Super Savers admit to paying for subscription entertainment services (46 percent); travel (46 percent); dining out more than once or twice a week (39 percent); getting coffee on the go (20 percent); and purchasing the latest technology (15 percent). Only 5 percent claimed to splurge on nothing.

So how do these Super Savers tuck away their money? The most common sacrifices, according to the survey, include driving older vehicles, owning a modest home, not traveling as much as they’d prefer, doing DIY projects instead of hiring help, going without a housecleaner, dealing with high levels of work stress, and more.

With these Super Savers as proof, it’s pretty clear that cutting back on those bigger picture items—type of car, home size, saving money on projects around the house—are better ways to save money than cutting out meals at restaurants or coffeeshop coffees. Avoiding excessive entertainment subscription services might save you $20 or $30 a month, but that doesn’t mean much if you’re driving a brand new, flashy car with an enormous monthly payment.
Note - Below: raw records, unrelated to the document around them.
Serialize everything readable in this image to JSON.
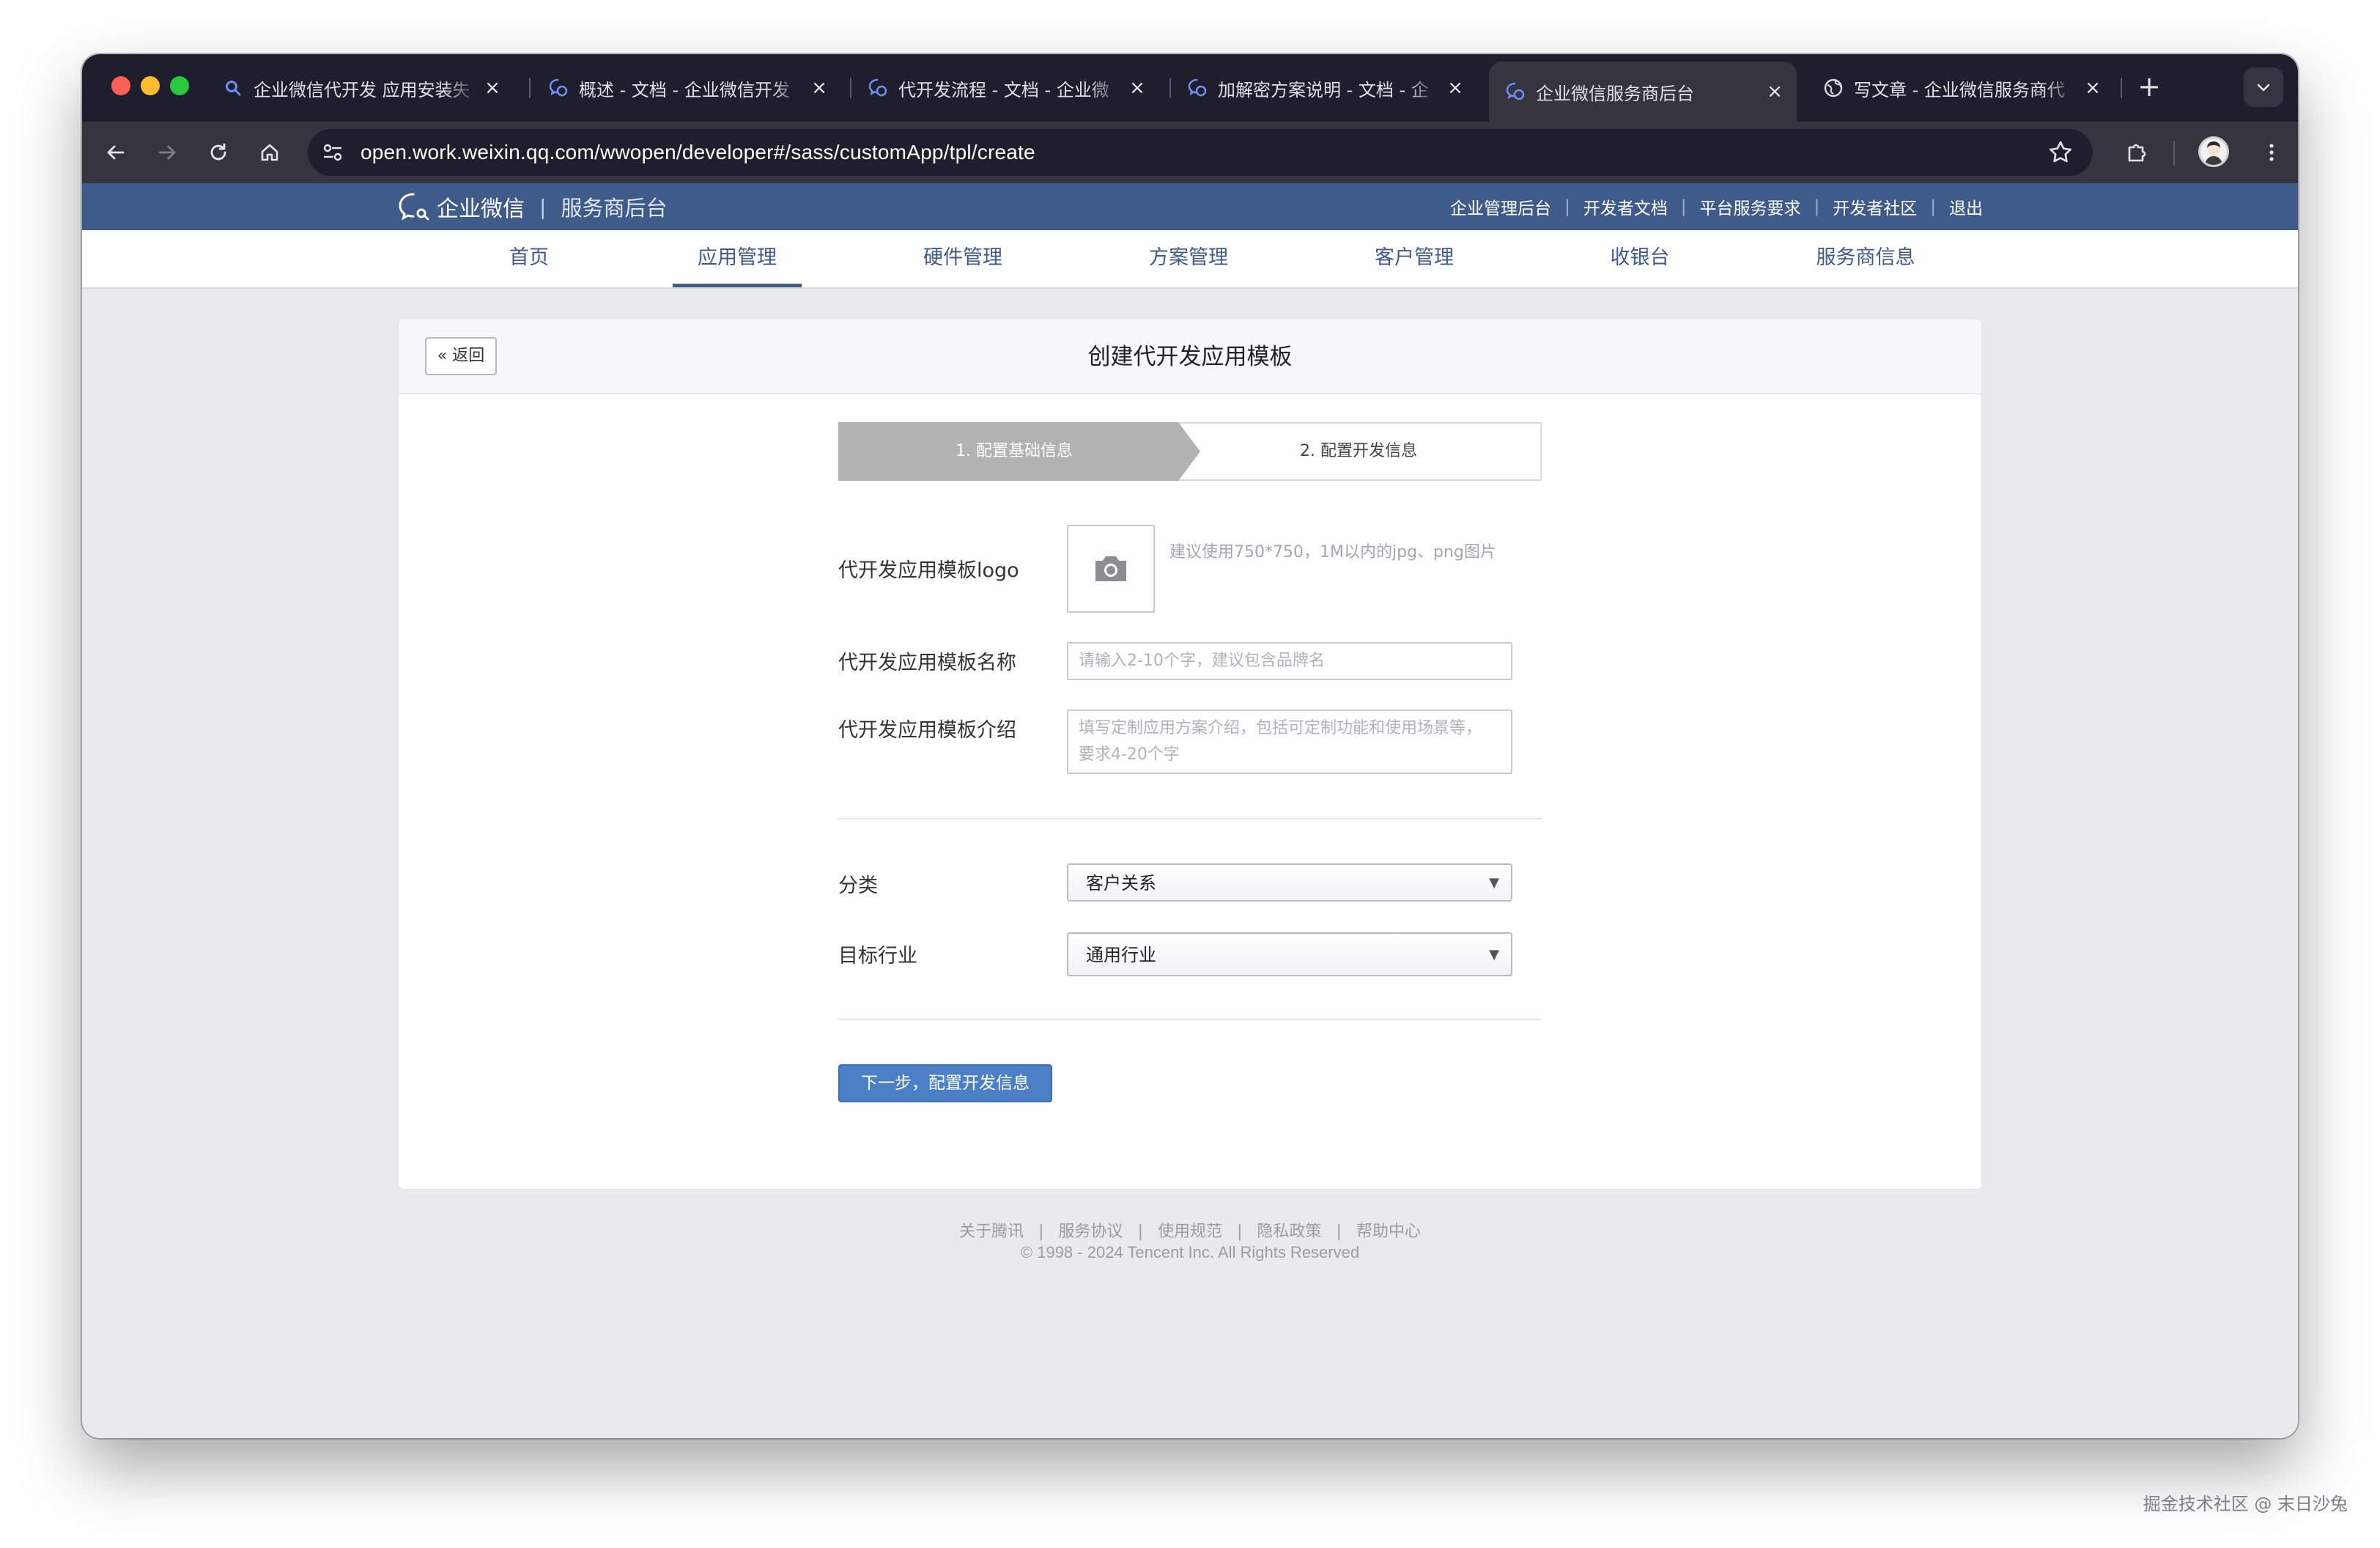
{
  "browser": {
    "tabs": [
      {
        "title": "企业微信代开发 应用安装失",
        "icon": "search-icon",
        "active": false
      },
      {
        "title": "概述 - 文档 - 企业微信开发",
        "icon": "wecom-icon",
        "active": false
      },
      {
        "title": "代开发流程 - 文档 - 企业微",
        "icon": "wecom-icon",
        "active": false
      },
      {
        "title": "加解密方案说明 - 文档 - 企",
        "icon": "wecom-icon",
        "active": false
      },
      {
        "title": "企业微信服务商后台",
        "icon": "wecom-icon",
        "active": true
      },
      {
        "title": "写文章 - 企业微信服务商代",
        "icon": "globe-icon",
        "active": false
      }
    ],
    "url": "open.work.weixin.qq.com/wwopen/developer#/sass/customApp/tpl/create"
  },
  "header": {
    "brand": "企业微信",
    "separator": "|",
    "subtitle": "服务商后台",
    "links": [
      "企业管理后台",
      "开发者文档",
      "平台服务要求",
      "开发者社区",
      "退出"
    ]
  },
  "nav": {
    "items": [
      "首页",
      "应用管理",
      "硬件管理",
      "方案管理",
      "客户管理",
      "收银台",
      "服务商信息"
    ],
    "active_index": 1
  },
  "card": {
    "back_label": "返回",
    "title": "创建代开发应用模板"
  },
  "steps": [
    {
      "label": "1. 配置基础信息",
      "active": true
    },
    {
      "label": "2. 配置开发信息",
      "active": false
    }
  ],
  "form": {
    "logo_label": "代开发应用模板logo",
    "logo_hint": "建议使用750*750，1M以内的jpg、png图片",
    "name_label": "代开发应用模板名称",
    "name_placeholder": "请输入2-10个字，建议包含品牌名",
    "intro_label": "代开发应用模板介绍",
    "intro_placeholder": "填写定制应用方案介绍，包括可定制功能和使用场景等，要求4-20个字",
    "category_label": "分类",
    "category_value": "客户关系",
    "industry_label": "目标行业",
    "industry_value": "通用行业",
    "next_label": "下一步，配置开发信息"
  },
  "footer": {
    "links": [
      "关于腾讯",
      "服务协议",
      "使用规范",
      "隐私政策",
      "帮助中心"
    ],
    "copyright": "© 1998 - 2024 Tencent Inc. All Rights Reserved"
  },
  "watermark": "掘金技术社区 @ 末日沙兔",
  "colors": {
    "header_bg": "#3e5b8a",
    "primary_button": "#4c80c6",
    "step_active": "#b2b2b2",
    "tabstrip_bg": "#1f1e2c"
  }
}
Ideally, you’d combine both types of saving (with room for little indulgences) to reach your savings goals. According to this survey, practicing moderation with larger purchases means smaller splurges are possible—not vice versa—which might end up being the key to successfully saving for retirement. After all, all those retirement app saving tips are only effective if you’re not already pouring all your money into a mortgage.